According to http://www.charmingitaly.com, “the octagon was the favorite shape for buildings erected by the Templars, the famous warriors who are said to have fought to defend the Holy Grail. The octagon is also said to evoke strong symbolic and esoteric images. Some say the Holy Grail was octagonal itself and that it was hidden in this Puglian castle.”
Were our eight feet standing on the spot where the Grail was once hidden?
Another incredibly lucky thing for our group was having Christopher Vogler one of our as our writing coaches. https://chrisvogler.wordpress.com I’d stared at Chris’s picture on the back cover of his brilliant bestseller The Writer’s Journey for well over a decade. The book’s title is a play on The Hero’s Journey, made famous by comparative mythologist Joseph Campbell (A Hero of a Thousand Faces) whose ten hours of interviews with Bill Moyers will change your life.

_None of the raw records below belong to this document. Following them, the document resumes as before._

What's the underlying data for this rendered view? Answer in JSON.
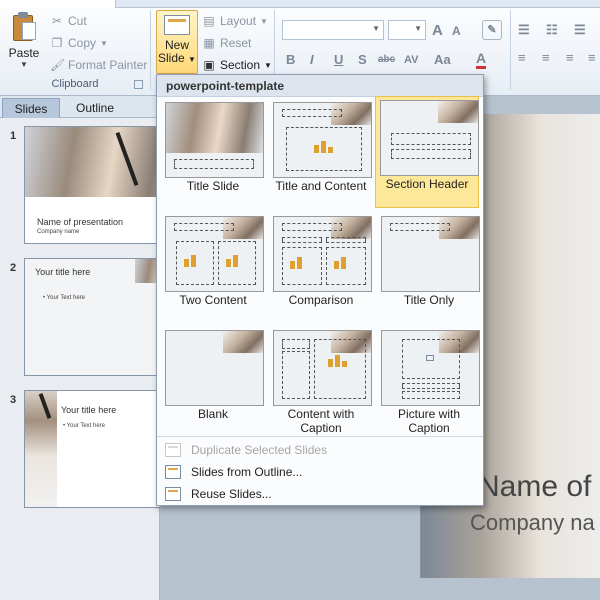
{
  "clipboard": {
    "paste_label": "Paste",
    "cut_label": "Cut",
    "copy_label": "Copy",
    "format_painter_label": "Format Painter",
    "group_label": "Clipboard"
  },
  "slides_group": {
    "new_slide_line1": "New",
    "new_slide_line2": "Slide",
    "layout_label": "Layout",
    "reset_label": "Reset",
    "section_label": "Section"
  },
  "font_group": {
    "bold": "B",
    "italic": "I",
    "underline": "U",
    "strike": "S",
    "shadow": "abc",
    "spacing": "AV",
    "case": "Aa",
    "grow": "A",
    "shrink": "A",
    "color": "A"
  },
  "pane": {
    "tabs": [
      "Slides",
      "Outline"
    ],
    "slides": [
      {
        "number": "1",
        "title": "Name of presentation",
        "subtitle": "Company  name"
      },
      {
        "number": "2",
        "title": "Your title here",
        "bullet": "• Your Text here"
      },
      {
        "number": "3",
        "title": "Your title here",
        "bullet": "• Your Text here"
      }
    ]
  },
  "main_slide": {
    "title": "Name of",
    "subtitle": "Company na"
  },
  "dropdown": {
    "header": "powerpoint-template",
    "layouts": [
      {
        "label": "Title Slide"
      },
      {
        "label": "Title and Content"
      },
      {
        "label": "Section Header",
        "selected": true
      },
      {
        "label": "Two Content"
      },
      {
        "label": "Comparison"
      },
      {
        "label": "Title Only"
      },
      {
        "label": "Blank"
      },
      {
        "label": "Content with Caption"
      },
      {
        "label": "Picture with Caption"
      }
    ],
    "menu": [
      {
        "label": "Duplicate Selected Slides",
        "enabled": false
      },
      {
        "label": "Slides from Outline...",
        "enabled": true
      },
      {
        "label": "Reuse Slides...",
        "enabled": true
      }
    ]
  },
  "colors": {
    "highlight": "#fde89a",
    "ribbon": "#e7edf5",
    "accent_orange": "#e0a030"
  }
}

Chris is known the world over for translating Joseph Campbell into a form for film people to use to make sure that their storytelling succeeds by leaving audiences with that deep catharsis they unknowingly crave when they watch a movie. (As generous and big-hearted of a man Chris is, I wouldn’t be surprised if he translated Campbell’s work to prevent Hollywood from producing any more dreck.) As a story analyst at Disney in the 1980s, he blazed a new trail with a little ditty he penned called Memo From the Story Department and revolutionized the thinking about story for the screen.
I’d been struggling with certain aspects of my story, mostly because it was based on a real person I had not yet been able to interview, so I had lots of blanks to fill in. Her name is Sally Becker, a Jewish painter who saved hundreds of Muslim children from war torn Bosnia in 1993. http://www.sallybecker.co.uk Sally became known as The Angel of Mostar, named after a town with a very beautiful and symbolically important bridge, the Stari Most, that separated the Muslim and Christian sides of Mostar. During the war, the bridge was blown up, which gave me the idea to title my script Bridge Keeper to honor Sally as someone who was working to bridge the gap between warring sides.

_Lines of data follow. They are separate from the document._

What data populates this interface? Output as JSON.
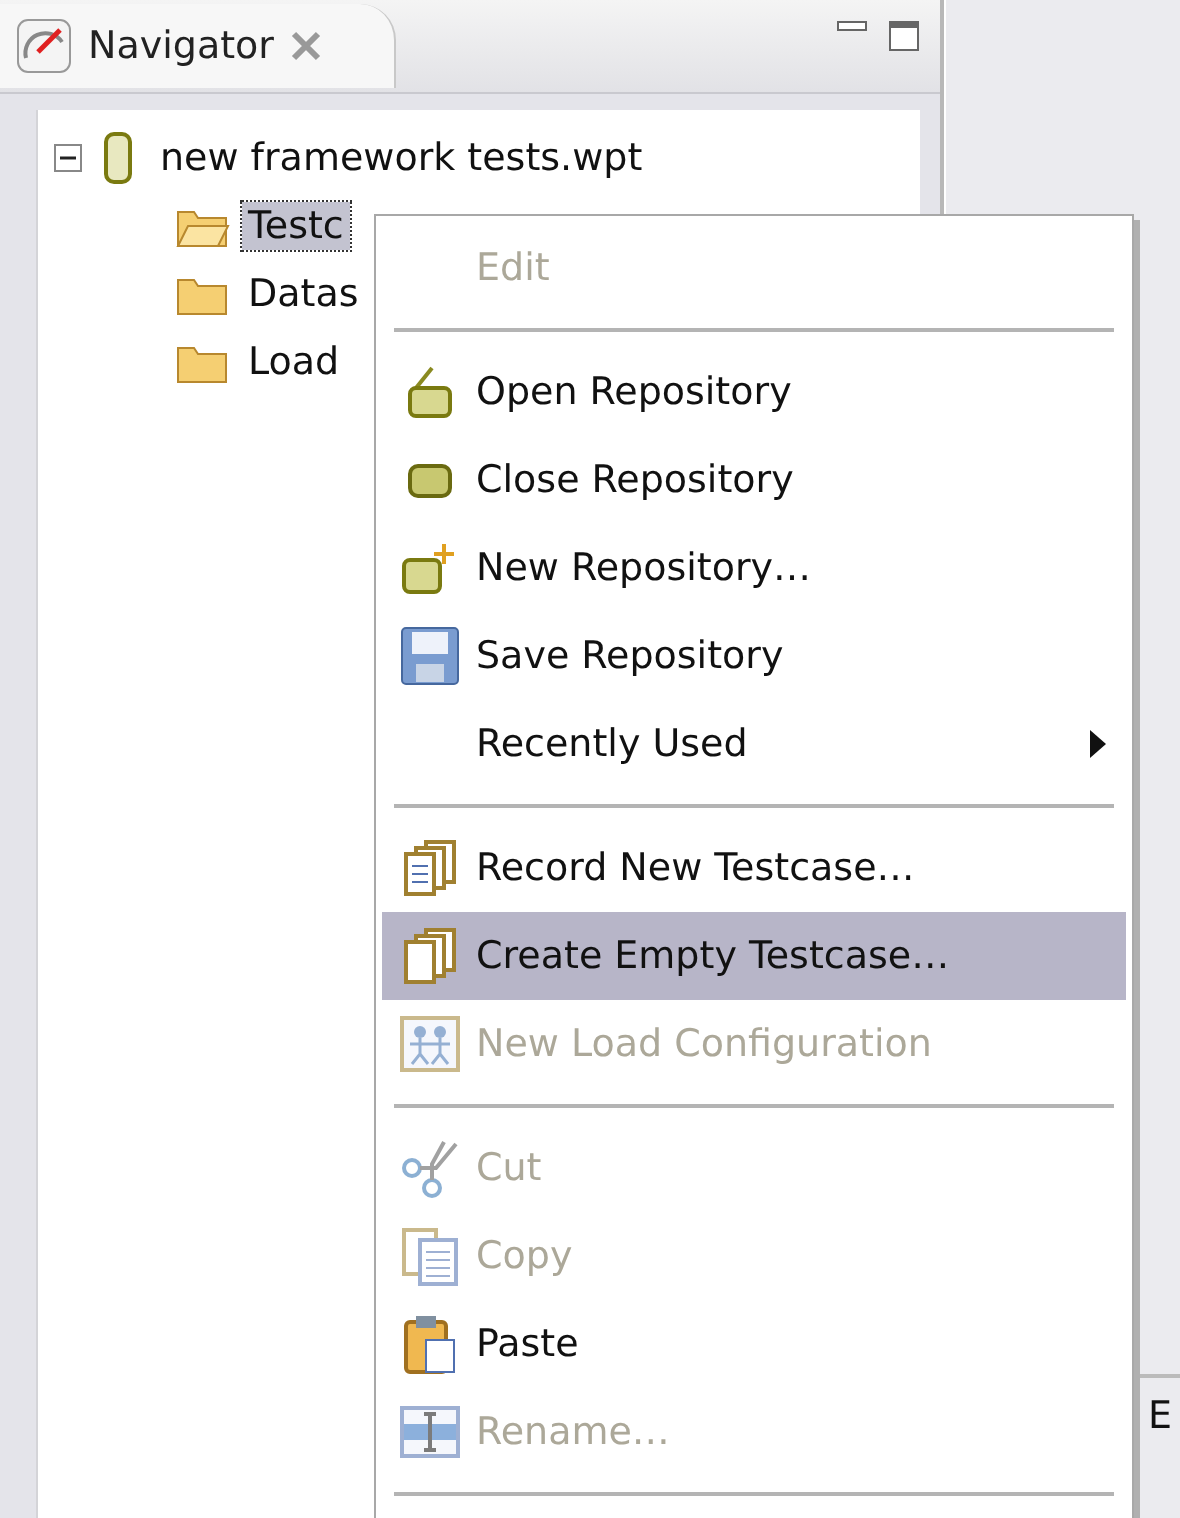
{
  "view": {
    "title": "Navigator"
  },
  "tree": {
    "root": {
      "label": "new framework tests.wpt",
      "expanded": true,
      "children": [
        {
          "label": "Testc",
          "selected": true,
          "open": true
        },
        {
          "label": "Datas",
          "selected": false,
          "open": false
        },
        {
          "label": "Load",
          "selected": false,
          "open": false
        }
      ]
    }
  },
  "context_menu": {
    "items": [
      {
        "kind": "item",
        "label": "Edit",
        "disabled": true,
        "selected": false
      },
      {
        "kind": "separator"
      },
      {
        "kind": "item",
        "label": "Open Repository",
        "disabled": false,
        "selected": false
      },
      {
        "kind": "item",
        "label": "Close Repository",
        "disabled": false,
        "selected": false
      },
      {
        "kind": "item",
        "label": "New Repository…",
        "disabled": false,
        "selected": false
      },
      {
        "kind": "item",
        "label": "Save Repository",
        "disabled": false,
        "selected": false
      },
      {
        "kind": "item",
        "label": "Recently Used",
        "disabled": false,
        "selected": false,
        "submenu": true
      },
      {
        "kind": "separator"
      },
      {
        "kind": "item",
        "label": "Record New Testcase…",
        "disabled": false,
        "selected": false
      },
      {
        "kind": "item",
        "label": "Create Empty Testcase…",
        "disabled": false,
        "selected": true
      },
      {
        "kind": "item",
        "label": "New Load Configuration",
        "disabled": true,
        "selected": false
      },
      {
        "kind": "separator"
      },
      {
        "kind": "item",
        "label": "Cut",
        "disabled": true,
        "selected": false
      },
      {
        "kind": "item",
        "label": "Copy",
        "disabled": true,
        "selected": false
      },
      {
        "kind": "item",
        "label": "Paste",
        "disabled": false,
        "selected": false
      },
      {
        "kind": "item",
        "label": "Rename…",
        "disabled": true,
        "selected": false
      },
      {
        "kind": "separator"
      }
    ]
  },
  "side_panel": {
    "status_text": "E"
  }
}
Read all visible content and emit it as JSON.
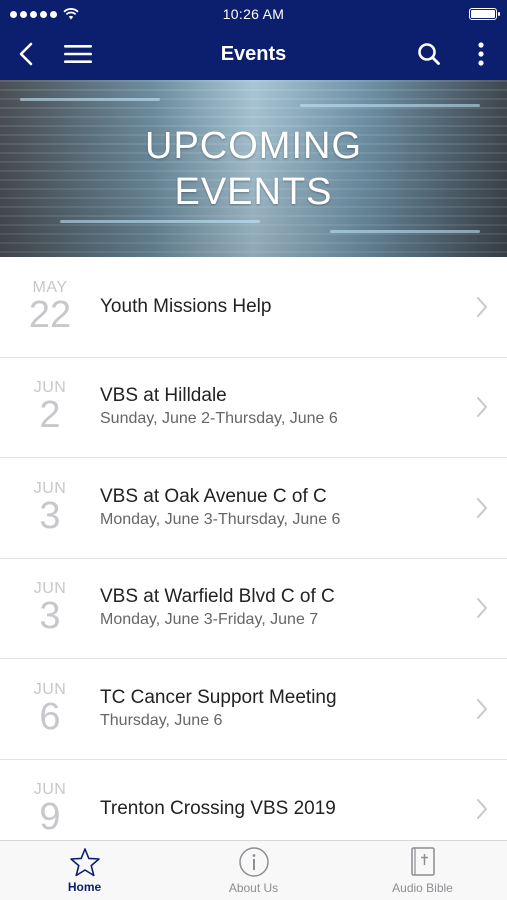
{
  "statusbar": {
    "time": "10:26 AM"
  },
  "navbar": {
    "title": "Events"
  },
  "banner": {
    "line1": "UPCOMING",
    "line2": "EVENTS"
  },
  "events": [
    {
      "month": "MAY",
      "day": "22",
      "title": "Youth Missions Help",
      "subtitle": ""
    },
    {
      "month": "JUN",
      "day": "2",
      "title": "VBS at Hilldale",
      "subtitle": "Sunday, June 2-Thursday, June 6"
    },
    {
      "month": "JUN",
      "day": "3",
      "title": "VBS at Oak Avenue C of C",
      "subtitle": "Monday, June 3-Thursday, June 6"
    },
    {
      "month": "JUN",
      "day": "3",
      "title": "VBS at Warfield Blvd C of C",
      "subtitle": "Monday, June 3-Friday, June 7"
    },
    {
      "month": "JUN",
      "day": "6",
      "title": "TC Cancer Support Meeting",
      "subtitle": "Thursday, June 6"
    },
    {
      "month": "JUN",
      "day": "9",
      "title": "Trenton Crossing VBS 2019",
      "subtitle": ""
    }
  ],
  "tabs": [
    {
      "label": "Home",
      "icon": "star-icon",
      "active": true
    },
    {
      "label": "About Us",
      "icon": "info-icon",
      "active": false
    },
    {
      "label": "Audio Bible",
      "icon": "bible-icon",
      "active": false
    }
  ],
  "colors": {
    "navbar": "#0b1f6e",
    "accent": "#0b1f6e",
    "date_text": "#c7c7cc"
  }
}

After one of Chris Vogler’s mind-blowing lectures, he passed out his business cards to all of us. They have these gorgeous illustrations from the newest edition of his book, so there are several designs to choose from. He was so instrumental in helping me find the heart of my story (screenplay structure is NOT for sissies!) that I felt most drawn to the card with the skeleton key. At the time, I didn’t pay much attention to the small castle in the background, but the very next day, we arrived at Castel del Monte. I pulled Chris’s card from my back pocket, flashed it in his direction for a knowing nod from my guru, and stormed the castle in search of answers.
It happened quickly. In the chapel on the first floor, I knew that my character would have to come here, to Castel del Monte (she’d been living in Puglia at the start of the story) to have the whopper realization that would send her across the Adriatic Sea with no plan for how to save those children. Carved into the wall above me as plain as the red nose on that clown priest, was a cross, a Star of David, and a crescent moon with a star. Movie-Sally would gather her courage standing here, after receiving a message from a Roman Emperor who lived some 800 some years before her — that it’s our humanity that binds us, no matter what terrible deeds are done in the name of religion or anything else.
Perhaps part of the mystery of Castel del Monte is that it holds many more answers. Could it simply be a monument to peace? With a little luck, we’ll learn to ask the right questions, and trust that wisdom is infinite.
The number eight is the symbol of infinity, eight is the eighth day after the seven days of creation, and so goes beyond creation.
–Apulia, A Film Tourism Guide